The Examiner U-46 News Feed
Six proposals slated for District U-46 board vote
By Seth Hancock
The Board of Education in School District U-46 will vote on $1.1 million in expenditure items over six proposals at its upcoming Monday, Sept. 24 meeting. The items were presented on Monday, Sept. 10.
The largest item is $417,638 for the purchase of technology for Title I schools which would be paid for by the nation’s taxpayers through Title I funds if approved. The purchase would include 698 student chromebooks, 184 student laptops and 15 touch display boards from Dell Marketing LP ($329,748) and 22 smart boards from Pace ($87,890).
Board member Melissa Owens asked if this was for replacement of old equipment or for new equipment to which Trisha Shrode, director of curriculum and instruction, said “mainly replacement.”
“Given the sheer volume of some of our older devices in our Title I buildings, this is to make up kind of that gap between what was removed and what they think is necessary,” Shrode said.
With Tierney, the district is asking to spend $225,576 through grant funds for 30 zSpace systems and its software for virtual reality labs at Elgin and Larkin high schools. Additionally, there would be a $82,500 annual licensing fee which the district plans to use grant funds for.
The systems would provide for augmented reality and virtual reality learning for automotive, healthcare science and welding programs.
Some of the features, according to the proposal, would allow automotive students to “access a fleet of vehicles… to practice technical skills,” or providing healthcare science students a better “understanding of the human body system and functions and performance of clinical skills” with the ability for “full human body dissection, gross anatomy labs, and access to a library of medical scans.”
Asked by Owens about potential expansion of the systems to further schools, the district said: “After one year of full implementation, we will access the feasibility of expanding to other high schools.”
Kinasha Brown, director of career pathways, said at the meeting that Elgin and Larkin were chosen because of their “multiple programs in one school.” Elgin houses all three programs while Larkin has both automotive and healthcare science.
Regarding the healthcare science, board member Jeanette Ward said it would allow students to practice on a virtual patient and board member Sue Kerr said it allows students to learn about the parts of the heart and bones in the body. Brown said it wouldn’t be used for “clinically based competency” but focusing more on “gross anatomy.”
Another proposal costing $224,450, from the district safety budget, is with South Elgin’s Hargrave Builders Inc. for the third phase of a district-wide lockdown hardware project.

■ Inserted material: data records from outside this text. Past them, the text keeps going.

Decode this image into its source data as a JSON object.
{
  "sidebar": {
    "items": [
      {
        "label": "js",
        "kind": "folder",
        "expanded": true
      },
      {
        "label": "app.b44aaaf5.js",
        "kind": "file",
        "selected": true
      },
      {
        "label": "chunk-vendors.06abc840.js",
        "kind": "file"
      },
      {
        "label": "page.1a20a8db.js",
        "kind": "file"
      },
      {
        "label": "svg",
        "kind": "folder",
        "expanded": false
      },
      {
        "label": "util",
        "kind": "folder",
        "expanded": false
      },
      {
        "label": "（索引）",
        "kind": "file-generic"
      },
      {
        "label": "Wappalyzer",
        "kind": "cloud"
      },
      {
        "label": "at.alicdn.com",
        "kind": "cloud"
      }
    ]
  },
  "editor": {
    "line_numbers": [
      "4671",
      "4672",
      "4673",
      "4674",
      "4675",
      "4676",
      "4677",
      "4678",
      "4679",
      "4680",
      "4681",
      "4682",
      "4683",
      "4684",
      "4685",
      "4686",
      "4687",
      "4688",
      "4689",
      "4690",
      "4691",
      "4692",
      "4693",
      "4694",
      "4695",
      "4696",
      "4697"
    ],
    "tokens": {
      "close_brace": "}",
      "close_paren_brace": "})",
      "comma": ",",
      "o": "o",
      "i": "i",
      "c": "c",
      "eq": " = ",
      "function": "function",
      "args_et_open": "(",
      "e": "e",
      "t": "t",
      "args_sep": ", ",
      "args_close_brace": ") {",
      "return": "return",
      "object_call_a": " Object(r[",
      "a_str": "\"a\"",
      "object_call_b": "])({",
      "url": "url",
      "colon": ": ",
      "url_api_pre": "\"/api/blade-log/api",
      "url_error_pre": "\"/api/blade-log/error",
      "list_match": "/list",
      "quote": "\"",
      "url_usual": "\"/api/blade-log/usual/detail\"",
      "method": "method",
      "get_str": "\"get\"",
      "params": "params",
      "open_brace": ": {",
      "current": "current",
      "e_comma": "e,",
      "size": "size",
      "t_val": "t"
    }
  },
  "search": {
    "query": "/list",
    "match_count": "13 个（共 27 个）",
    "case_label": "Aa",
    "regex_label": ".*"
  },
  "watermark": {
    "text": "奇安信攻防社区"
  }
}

“The work included with this bid will provide for the installation of specific locking hardware in existing doors and select doors and frames at Bartlett High School and South Elgin High School,” the proposal states.
U-46 is asking for a $103,500 contract renewal through federal grant funds with Career Staff Unlimited for a school psychologist to supplement district staff with the “most immediate need” at Bartlett’s Centennial and Elgin’s Highland elementary schools according to the proposal which also states: “Current staff does not have the availability to support more students effectively or attend additional IEP (Individualized Education Program) meetings.”
Board member Phil Costello asked before the meeting “how many students are projected to benefit” from the proposal and the district stated: “The number of students is dependent upon the caseload numbers. At this time, it is projected to be in three buildings and have four working days.”
A proposal with Dale Carnegie Training costing $58,800 (education fund) would go towards professional development for administrators and would “include 25 hours of training per person for 30 people,” the proposal states.
The proposal states it will help “build greater self-confidence and meaning in work, strengthen people skills to build team trust and collaboration, enhance communication skills and inspire action, develop leadership skills to motivate and problem solve and to reduce stress and improve their attitude toward change.”
Kerr asked about the feedback given by administrators after last year with Dale Carnegie to which Jeff King, deputy superintendent of operations, said “the feedback was very positive” and staff was “really starving for more of that.”
The district is also asking for a contract renewal with Heartland Business Systems costing $29,844 (education fund) for purchasing and financial department reports software, Microsoft Dynamics GP2016.